Start with the potential losses. In the first quarter of 2020 the four large listed pe firms, Apollo, Blackstone, Carlyle and kkr, reported paper losses on their portfolios of $90bn. That sounds big, but is just 7% of their assets under management, reflecting their ability to control how privately held assets are valued and, perhaps, their investment acumen. After an early scare pe firms’ shareholders have concluded that the outlook is fairly bright (see chart).


Even so, several other factors may have changed to work in pe’s favour. Much debt issued to back pe deals has become “covenant-light”, meaning that companies can endure a big slump in profits without triggering penalties from their lenders. Since the 2007-09 crisis many pe managers have also set up huge credit arms—for the big four firms, these now account for a third of their assets. They may give managers more in-house expertise and mechanisms for raising debt, making it easier to restructure the debts of fragile portfolio companies on favourable terms.
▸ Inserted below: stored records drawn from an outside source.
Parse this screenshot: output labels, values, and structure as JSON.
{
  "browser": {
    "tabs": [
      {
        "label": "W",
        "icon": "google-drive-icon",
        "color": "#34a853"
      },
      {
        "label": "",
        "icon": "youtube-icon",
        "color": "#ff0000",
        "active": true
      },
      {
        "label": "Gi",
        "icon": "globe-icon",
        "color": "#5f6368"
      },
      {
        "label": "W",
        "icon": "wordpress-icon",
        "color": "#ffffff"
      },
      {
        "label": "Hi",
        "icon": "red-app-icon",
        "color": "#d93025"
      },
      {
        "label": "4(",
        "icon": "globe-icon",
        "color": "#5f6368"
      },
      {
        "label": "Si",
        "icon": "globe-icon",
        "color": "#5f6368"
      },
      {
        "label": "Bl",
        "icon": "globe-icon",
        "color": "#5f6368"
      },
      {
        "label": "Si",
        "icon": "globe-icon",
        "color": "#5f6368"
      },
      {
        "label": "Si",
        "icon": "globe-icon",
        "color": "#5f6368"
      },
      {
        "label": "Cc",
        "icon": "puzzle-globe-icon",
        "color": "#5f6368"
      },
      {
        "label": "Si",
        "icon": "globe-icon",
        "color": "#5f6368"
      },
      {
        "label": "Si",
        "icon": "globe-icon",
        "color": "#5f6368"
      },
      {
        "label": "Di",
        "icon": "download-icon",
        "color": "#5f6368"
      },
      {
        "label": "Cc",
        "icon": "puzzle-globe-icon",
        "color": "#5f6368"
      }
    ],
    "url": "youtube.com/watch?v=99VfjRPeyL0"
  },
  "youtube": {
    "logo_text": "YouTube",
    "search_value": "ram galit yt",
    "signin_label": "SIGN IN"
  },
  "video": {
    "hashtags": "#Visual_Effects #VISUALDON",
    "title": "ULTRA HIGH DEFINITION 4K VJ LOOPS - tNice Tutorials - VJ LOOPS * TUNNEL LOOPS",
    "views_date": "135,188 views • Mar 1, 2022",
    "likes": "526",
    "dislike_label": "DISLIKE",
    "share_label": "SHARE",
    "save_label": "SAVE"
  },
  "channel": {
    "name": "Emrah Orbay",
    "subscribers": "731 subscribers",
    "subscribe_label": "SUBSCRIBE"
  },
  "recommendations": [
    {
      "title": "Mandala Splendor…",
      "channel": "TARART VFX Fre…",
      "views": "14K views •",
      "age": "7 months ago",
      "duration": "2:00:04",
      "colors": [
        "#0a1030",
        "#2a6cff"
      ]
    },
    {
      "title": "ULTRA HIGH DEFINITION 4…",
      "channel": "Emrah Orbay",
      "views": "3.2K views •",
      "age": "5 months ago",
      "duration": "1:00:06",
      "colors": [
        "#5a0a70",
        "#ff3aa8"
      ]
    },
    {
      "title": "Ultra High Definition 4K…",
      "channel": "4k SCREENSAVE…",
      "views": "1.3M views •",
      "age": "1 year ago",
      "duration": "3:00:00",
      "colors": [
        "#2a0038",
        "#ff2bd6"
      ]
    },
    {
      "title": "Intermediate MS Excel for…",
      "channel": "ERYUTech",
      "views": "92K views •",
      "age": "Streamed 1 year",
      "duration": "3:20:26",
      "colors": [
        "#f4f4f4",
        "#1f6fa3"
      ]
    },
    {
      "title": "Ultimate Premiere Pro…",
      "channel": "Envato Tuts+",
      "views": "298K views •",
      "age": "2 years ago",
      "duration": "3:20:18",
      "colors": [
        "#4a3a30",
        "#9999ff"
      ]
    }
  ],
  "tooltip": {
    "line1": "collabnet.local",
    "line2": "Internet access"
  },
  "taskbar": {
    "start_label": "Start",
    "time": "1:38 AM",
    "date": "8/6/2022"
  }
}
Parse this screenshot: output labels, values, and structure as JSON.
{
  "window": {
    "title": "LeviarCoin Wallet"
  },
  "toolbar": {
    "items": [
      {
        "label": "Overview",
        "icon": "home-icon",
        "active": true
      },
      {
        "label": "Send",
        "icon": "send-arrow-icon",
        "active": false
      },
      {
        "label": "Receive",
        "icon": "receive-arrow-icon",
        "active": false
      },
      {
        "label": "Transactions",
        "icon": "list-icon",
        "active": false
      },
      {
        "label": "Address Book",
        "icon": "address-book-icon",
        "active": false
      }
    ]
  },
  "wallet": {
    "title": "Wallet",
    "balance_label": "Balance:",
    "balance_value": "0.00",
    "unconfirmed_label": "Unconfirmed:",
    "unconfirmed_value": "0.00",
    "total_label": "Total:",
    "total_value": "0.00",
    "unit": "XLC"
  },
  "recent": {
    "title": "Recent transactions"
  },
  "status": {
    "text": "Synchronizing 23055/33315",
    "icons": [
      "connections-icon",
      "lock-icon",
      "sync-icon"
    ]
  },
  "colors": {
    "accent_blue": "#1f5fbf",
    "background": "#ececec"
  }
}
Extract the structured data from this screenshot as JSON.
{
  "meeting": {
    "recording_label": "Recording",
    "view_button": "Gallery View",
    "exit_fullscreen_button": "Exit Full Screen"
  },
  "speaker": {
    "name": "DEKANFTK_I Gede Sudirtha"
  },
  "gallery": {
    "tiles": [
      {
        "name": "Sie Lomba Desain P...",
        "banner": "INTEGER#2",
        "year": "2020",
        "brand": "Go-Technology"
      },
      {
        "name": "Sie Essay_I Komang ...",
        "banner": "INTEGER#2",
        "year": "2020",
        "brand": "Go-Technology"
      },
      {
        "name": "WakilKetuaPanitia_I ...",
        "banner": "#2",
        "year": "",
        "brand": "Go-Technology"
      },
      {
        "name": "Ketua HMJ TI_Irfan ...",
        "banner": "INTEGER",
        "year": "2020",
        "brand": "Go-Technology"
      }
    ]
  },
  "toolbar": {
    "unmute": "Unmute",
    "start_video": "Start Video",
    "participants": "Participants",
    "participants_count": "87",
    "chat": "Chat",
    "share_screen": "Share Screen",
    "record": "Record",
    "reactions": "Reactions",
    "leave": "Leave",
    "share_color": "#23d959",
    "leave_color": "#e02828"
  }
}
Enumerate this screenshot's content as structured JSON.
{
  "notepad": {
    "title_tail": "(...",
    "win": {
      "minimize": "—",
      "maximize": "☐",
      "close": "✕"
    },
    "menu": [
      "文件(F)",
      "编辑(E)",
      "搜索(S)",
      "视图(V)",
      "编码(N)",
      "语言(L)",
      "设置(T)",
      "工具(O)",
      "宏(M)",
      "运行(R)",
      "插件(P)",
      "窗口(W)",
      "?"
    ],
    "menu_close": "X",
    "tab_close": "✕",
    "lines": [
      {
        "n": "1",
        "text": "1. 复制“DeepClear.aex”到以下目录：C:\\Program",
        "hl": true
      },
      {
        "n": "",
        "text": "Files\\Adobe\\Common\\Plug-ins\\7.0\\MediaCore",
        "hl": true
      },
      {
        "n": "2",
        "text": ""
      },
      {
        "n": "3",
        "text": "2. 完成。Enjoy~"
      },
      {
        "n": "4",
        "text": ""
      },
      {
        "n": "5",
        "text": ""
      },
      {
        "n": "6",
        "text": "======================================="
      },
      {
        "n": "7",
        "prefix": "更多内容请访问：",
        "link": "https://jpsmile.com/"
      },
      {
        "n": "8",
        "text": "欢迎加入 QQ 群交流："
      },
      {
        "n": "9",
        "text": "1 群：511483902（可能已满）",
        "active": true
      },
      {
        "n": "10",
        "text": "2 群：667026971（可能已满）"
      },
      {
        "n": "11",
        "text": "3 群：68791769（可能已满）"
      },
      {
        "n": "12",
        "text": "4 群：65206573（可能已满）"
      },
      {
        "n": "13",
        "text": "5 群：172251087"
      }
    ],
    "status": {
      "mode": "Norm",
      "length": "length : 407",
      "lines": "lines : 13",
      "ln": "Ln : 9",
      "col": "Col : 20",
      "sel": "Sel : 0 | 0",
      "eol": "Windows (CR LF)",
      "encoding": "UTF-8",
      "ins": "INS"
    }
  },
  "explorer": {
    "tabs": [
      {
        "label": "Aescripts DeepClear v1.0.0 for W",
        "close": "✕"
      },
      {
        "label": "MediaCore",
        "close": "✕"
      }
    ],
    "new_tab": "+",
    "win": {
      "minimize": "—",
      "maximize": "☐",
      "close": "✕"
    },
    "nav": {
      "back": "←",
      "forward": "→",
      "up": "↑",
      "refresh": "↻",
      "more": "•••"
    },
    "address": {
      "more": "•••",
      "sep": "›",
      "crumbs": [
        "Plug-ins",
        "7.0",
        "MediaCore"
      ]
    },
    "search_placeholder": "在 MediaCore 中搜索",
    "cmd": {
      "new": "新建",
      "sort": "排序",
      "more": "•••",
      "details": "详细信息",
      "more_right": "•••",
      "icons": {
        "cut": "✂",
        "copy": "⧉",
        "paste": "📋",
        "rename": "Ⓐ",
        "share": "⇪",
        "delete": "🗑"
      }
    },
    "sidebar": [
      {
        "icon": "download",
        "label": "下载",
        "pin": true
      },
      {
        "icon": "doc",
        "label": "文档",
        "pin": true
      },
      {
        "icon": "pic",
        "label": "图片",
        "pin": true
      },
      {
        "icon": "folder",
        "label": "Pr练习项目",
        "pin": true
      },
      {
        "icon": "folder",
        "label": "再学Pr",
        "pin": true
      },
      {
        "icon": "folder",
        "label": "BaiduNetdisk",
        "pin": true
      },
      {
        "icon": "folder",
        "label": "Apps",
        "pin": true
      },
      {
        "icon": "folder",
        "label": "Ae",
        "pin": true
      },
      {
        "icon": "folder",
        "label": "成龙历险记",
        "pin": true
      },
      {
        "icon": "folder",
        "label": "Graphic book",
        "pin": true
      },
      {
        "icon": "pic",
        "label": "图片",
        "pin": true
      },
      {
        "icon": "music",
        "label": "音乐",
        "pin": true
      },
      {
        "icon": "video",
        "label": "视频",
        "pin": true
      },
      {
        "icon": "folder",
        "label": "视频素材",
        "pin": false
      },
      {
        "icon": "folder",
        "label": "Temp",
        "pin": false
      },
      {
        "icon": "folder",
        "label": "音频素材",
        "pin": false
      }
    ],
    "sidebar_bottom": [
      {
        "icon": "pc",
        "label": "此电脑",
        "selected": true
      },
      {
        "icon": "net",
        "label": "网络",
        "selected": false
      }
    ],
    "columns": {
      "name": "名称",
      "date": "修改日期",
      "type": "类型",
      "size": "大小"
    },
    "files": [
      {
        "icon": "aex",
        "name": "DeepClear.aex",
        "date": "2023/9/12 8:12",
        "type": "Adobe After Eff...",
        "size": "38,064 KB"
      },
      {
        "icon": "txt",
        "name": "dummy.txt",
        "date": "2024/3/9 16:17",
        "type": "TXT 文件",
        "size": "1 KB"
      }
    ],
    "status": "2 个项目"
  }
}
Bailing out existing investments will drag down returns for pe shops. It remains to be seen if buying opportunities can make up for that. Most pe managers hope to use their newly expanded credit arms to scoop up bombed-out loans and bonds with collapsed prices—Leon Black, the founder of Apollo, has said the opportunity is “massive”. But the volume of traditional buy-outs dropped sharply in March, and only a few firms have since made purchases. For years pe barons have boasted of their huge piles of dry powder, which, if spent in a downturn, might generate outsized returns. Now it is time to pounce.